- Will my third-party data partner disclose their data assessment and audit processes?
- What are the risks involved and how can they be best assessed, addressed, mitigated, and monitored?
- Does my data partner have an adequate security response plan in case of a data breach?
- Will a vendor agreement suffice in protecting my business interests?
- Can an enterprise hold a third-party vendor accountable for data quality and data integrity lapses?
Smart Data Distancing for Managing Third-party Data
The third-party data risk landscape is complex. If the third-party’s data integrity is compromised, your organization stands to lose vital business data—and not only that customer, but perhaps many more as a result of fallout. However, here are a few steps you can take to protect your business:
- Create a thorough information-sharing policy for protection against data leakage.
- Streamline data dictionaries and metadata repositories to formulate a single cohesive data management policy that furthers the organization’s objectives.
- Maintain quality of enterprise metadata to ensure its consistency across all organizational units to increase its trust value.
- Integrate the linkage between business goals and the enterprise information running across the organization with the help of a robust metadata management system.
- Schedule periodic training programs that emphasize the value of data integrity and its role in decision making.
The functional importance of a data steward (or data custodian) in data management and governance framework is often overlooked. The hallmark of a good data governance framework lies in how well the role of the data steward has been established within an organization. The data steward determines the fitness levels of your data elements, establishment of control, and evaluation of vulnerabilities. They are a crucial player in the trenches in managing any data breach. As a conduit between the IT and end-users, a data steward offers a transparent overview of an organization’s critical data assets that can help you have nuanced conversations with your customers.
Unlock the Benefits of Smart Data Distancing
Smart and unadulterated data is instrumental for the success of data governance. However, many enterprises often are content to just meet the bare minimum standards of compliance and regulation and tend to overlook the priority it deserves. Smart data means cleaner, high-quality data, which in turn means sharper analytics that directly translates to better decisions for better outcomes.
Gartner says, generally, that corporate data is typically valued at 20-25% of the enterprise value. Organizations should learn to monetize and use it wisely.

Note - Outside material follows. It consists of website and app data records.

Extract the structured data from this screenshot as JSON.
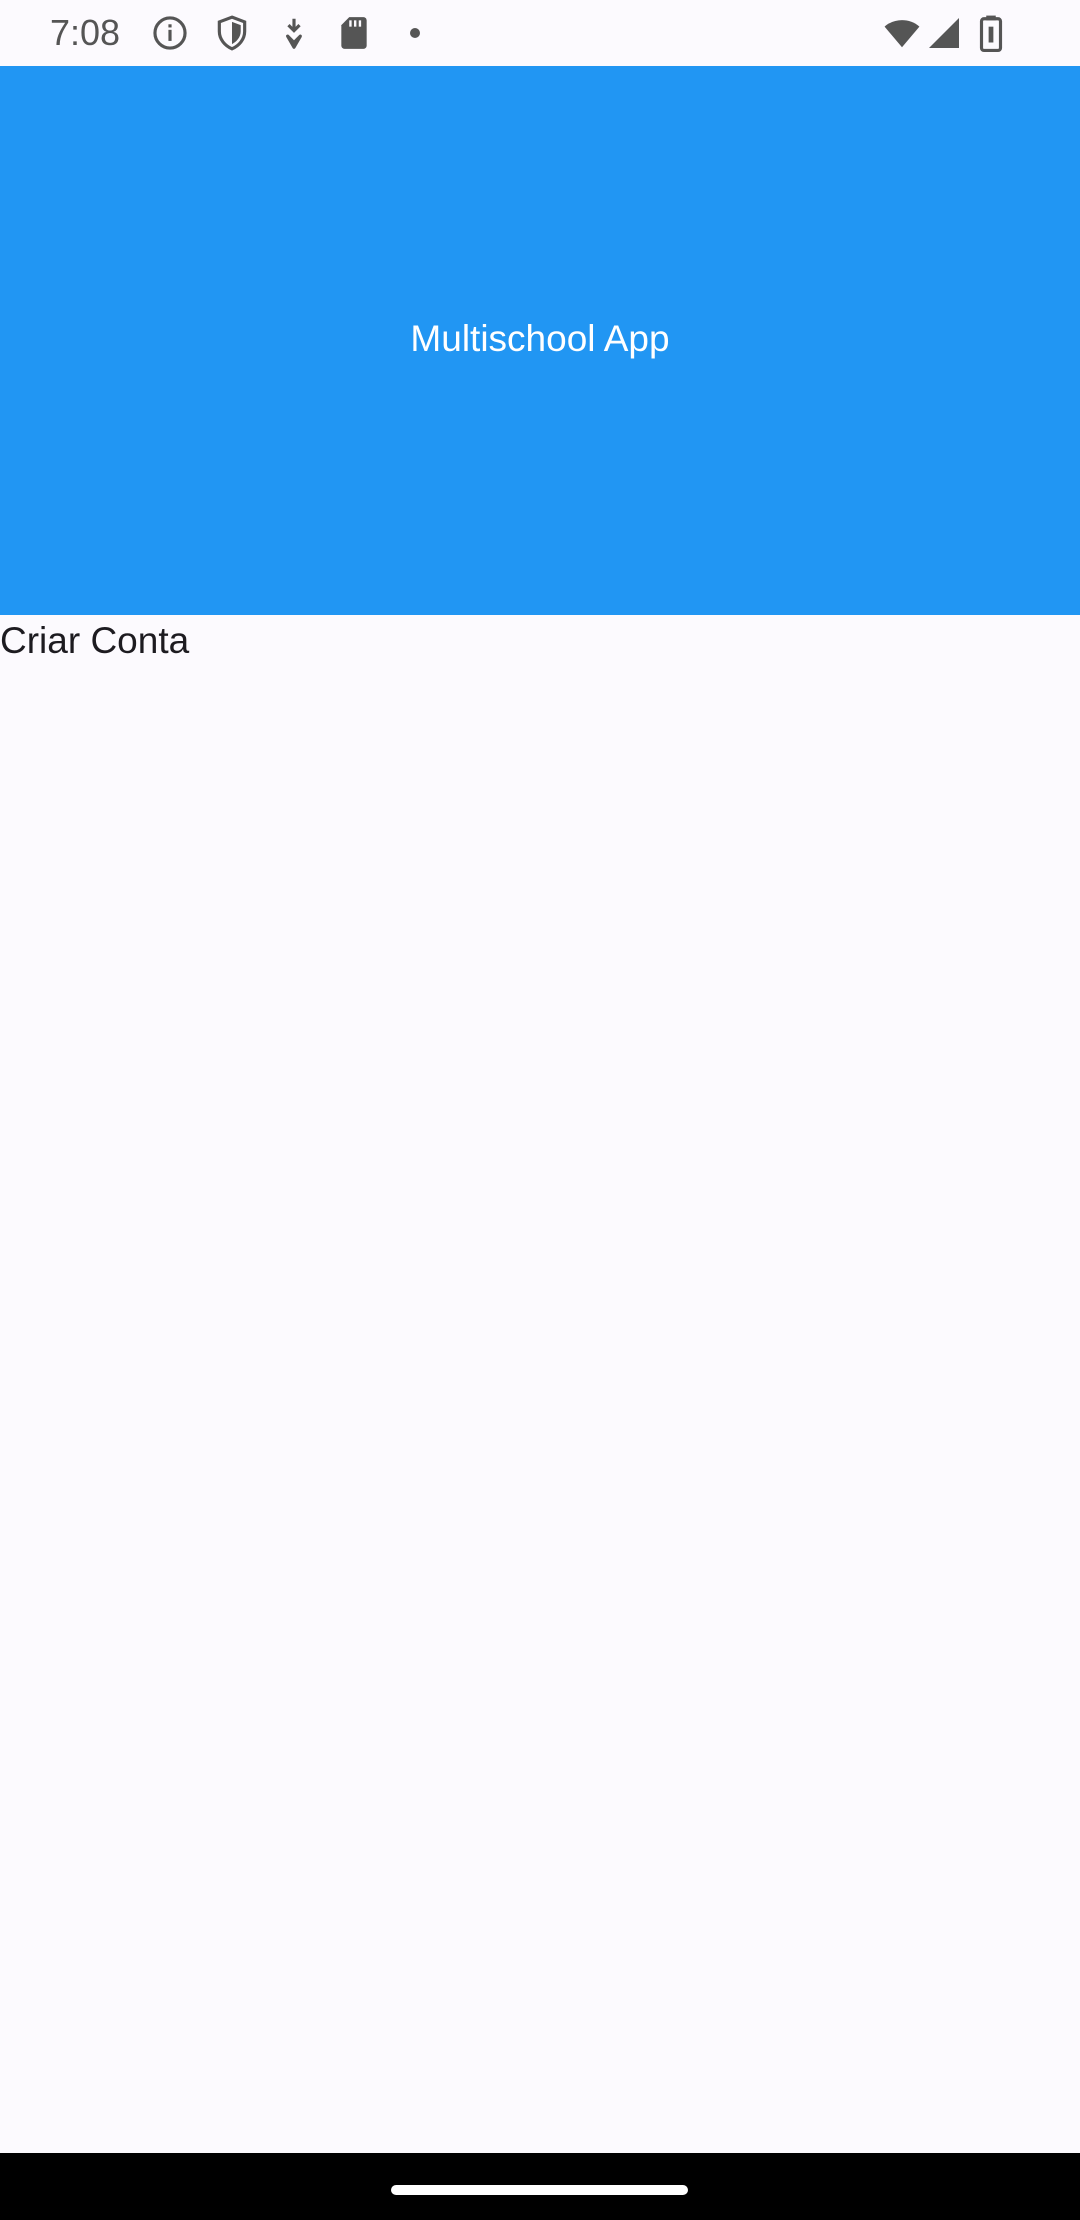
{
  "status_bar": {
    "time": "7:08",
    "left_icons": [
      "info-icon",
      "shield-icon",
      "download-icon",
      "sd-card-icon",
      "dot-icon"
    ],
    "right_icons": [
      "wifi-icon",
      "signal-icon",
      "battery-icon"
    ]
  },
  "header": {
    "title": "Multischool App",
    "background": "#2196f3"
  },
  "main": {
    "create_account_label": "Criar Conta"
  },
  "colors": {
    "page_background": "#fcfafe",
    "accent": "#2196f3",
    "text": "#1d1b20"
  }
}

Organizations can reap the benefits of the historical and current data that has been amassed over the years by harnessing and linking them to new business initiatives and projects. Data governance based on smart enterprise data will offer you the strategic competence to gain a competitive edge and improve operational efficiency.
It is an accepted fact that an enterprise with poor data management will suffer an impact on its bottom line. Not having a properly defined data management framework can result in creating regulatory compliance issues and impacting business revenue.
Enterprises are beginning to see the value of data in driving better outcomes and hence are rushing their efforts in setting up robust data governance initiatives. There are a lots of technology solutions and platforms available. To that end, the first step for an enterprise is to develop a mindset of being data-driven and being receptive to a transformative culture.
The objective is to ensure that the enterprise data serves the cross-functional business initiatives with insightful information and for that that the data needs to be accurate, meaningful, and trustworthy. Setting out to be a successful data-driven enterprise can be a daunting objective with a long transformational journey. Take the step in the right direction today with Smart Data Distancing!